Managing risk in special circumstances

      1. Managing risk in special circumstances

Managing risk in special circumstances

Sometimes a staff member may have a higher risk of exposure to infection, serious outcomes if exposed, or of transmitting an infectious disease.


People with immune deficiencies (eg due to skin conditions, cystic fibrosis, blood-borne viruses, neutropenia, cancer treatment, HIV) are at increased risk of acquiring infections.

Management and health professionals need to decide on the type of employment that will minimise these staff members’ exposure risk.


Staff with damaged skin or weeping skin conditions (eg allergic eczema, psoriasis or exfoliating dermatitis) may be at risk of acquiring and transmitting infections.

When healthcare workers begin employment they should be screened for skin conditions (for example, by asking about any relevant skin conditions) and informed about the risk to patients and to themselves. Damaged skin must be appropriately covered before performing procedures with patients. Special gloves, hand hygiene products or moisturiser may be needed.


Cystic fibrosis may increase the risk of cross-infection between staff and patients. The degree of risk to patients depends on disease severity, frequency of coughing and respiratory pathogens present.

National guidelines3 recommend that healthcare workers with cystic fibrosis do not work with patients or other healthcare workers who also have cystic fibrosis.


All staff members with signs and symptoms of an infectious disease (eg gastroenteritis, varicella, acute respiratory illness) should be excluded from the workplace until they are no longer infectious. Specified isolation periods may apply for notifiable diseases (eg COVID-19, influenza).

If a health professional or administrative staff member has been exposed to an infectious disease they must be referred for medical advice, appropriate testing and consideration of post-exposure prophylaxis, if available.


Healthcare workers infected with a blood-borne virus (eg hepatitis B, hepatitis C or HIV) who perform procedures in which there is an increased risk of transmission to patients (exposure-prone procedures) must be under the care of a medical practitioner with relevant expertise and comply with national guidelines4 and relevant legislation in their jurisdiction. Depending on viral load, the health worker may need to restrict duties (refer to guidelines by The Medical Board of Australia and The Australian Health Practitioner Regulation Agency).5

The practice must provide appropriate infection control measures for the staff member to work safely. It should support the staff member through training and counselling, and could offer retraining/redeployment, if required.

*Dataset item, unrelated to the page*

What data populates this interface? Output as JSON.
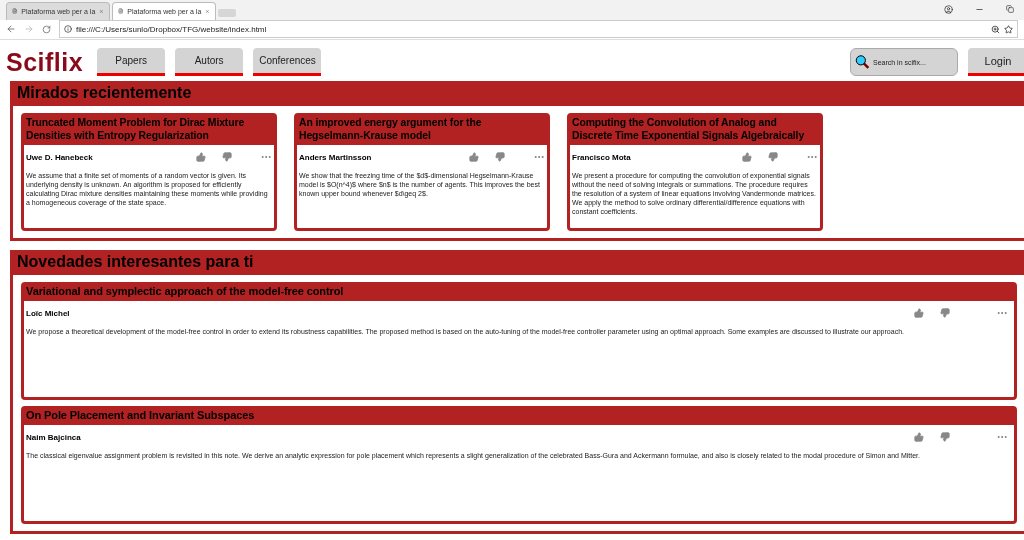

Pregnant health professionals or administrative staff members may be at risk of contracting an infectious disease associated with special risk during pregnancy (eg influenza, rubella, varicella, cytomegalovirus or parvovirus) while at work. They should be advised to confirm their natural immunity/immunisation status for relevant infections and to take appropriate precautions as necessary.